STORED DATA:
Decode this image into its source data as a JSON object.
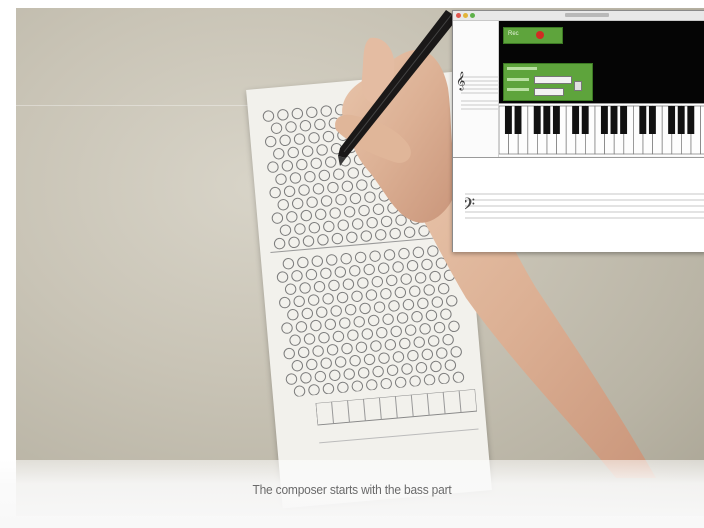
{
  "video": {
    "subtitle": "The composer starts with the bass part"
  },
  "app_window": {
    "record_label": "Rec",
    "clef_icon": "treble-clef-icon",
    "bass_clef_icon": "bass-clef-icon",
    "record_indicator_color": "#d12c23",
    "panel_color": "#5ea43c"
  }
}
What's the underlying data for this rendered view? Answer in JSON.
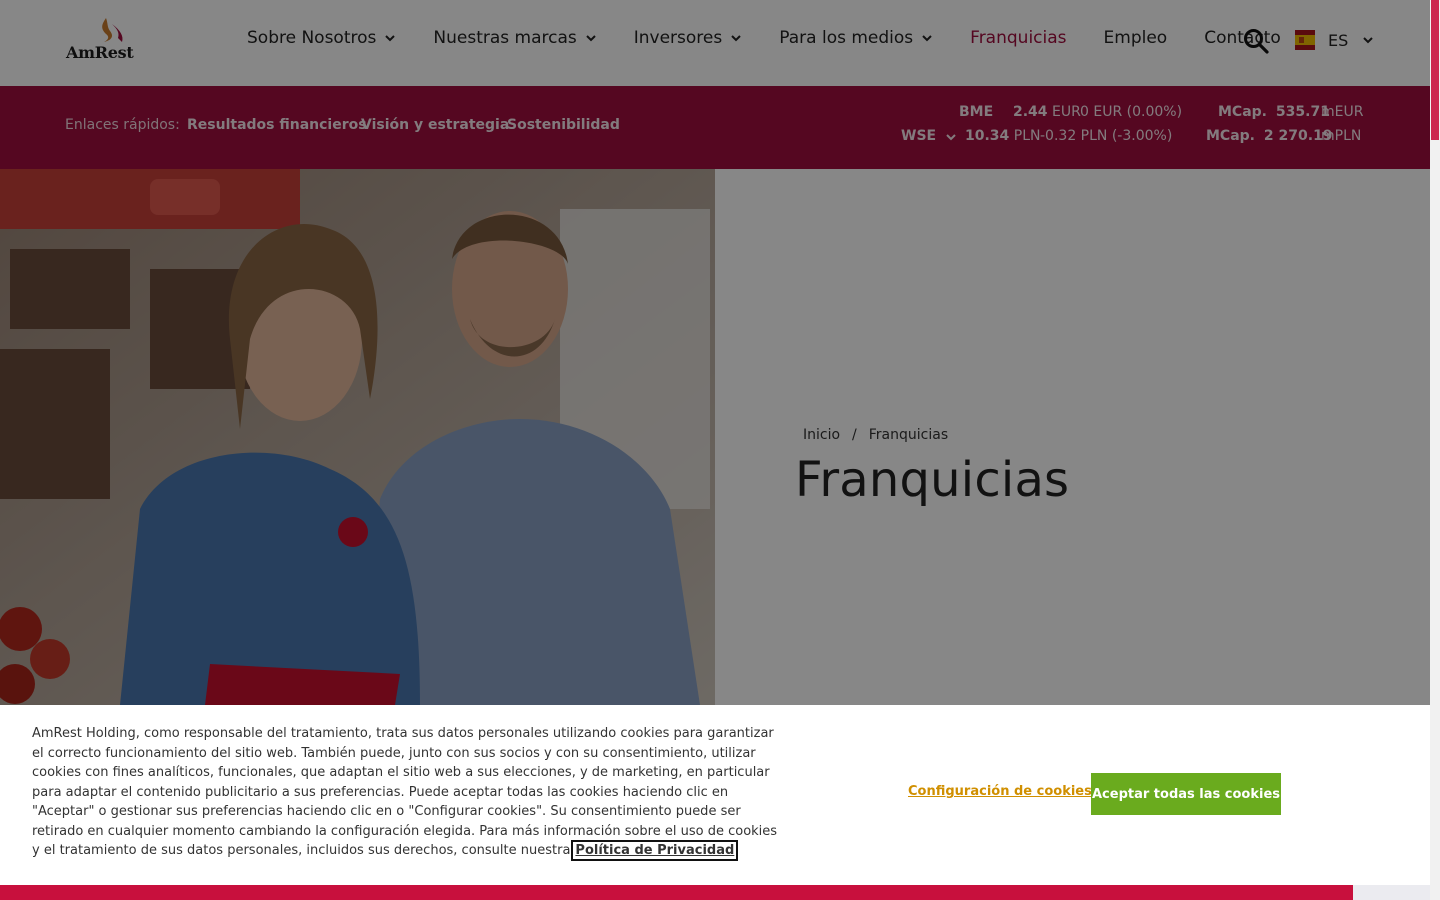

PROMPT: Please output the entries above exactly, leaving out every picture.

OUTPUT:
Decode this image into its source data as a JSON object.
{
  "video": {
    "subtitle": "The composer starts with the bass part"
  },
  "app_window": {
    "record_label": "Rec",
    "clef_icon": "treble-clef-icon",
    "bass_clef_icon": "bass-clef-icon",
    "record_indicator_color": "#d12c23",
    "panel_color": "#5ea43c"
  }
}
What's the underlying data for this rendered view? Answer in JSON.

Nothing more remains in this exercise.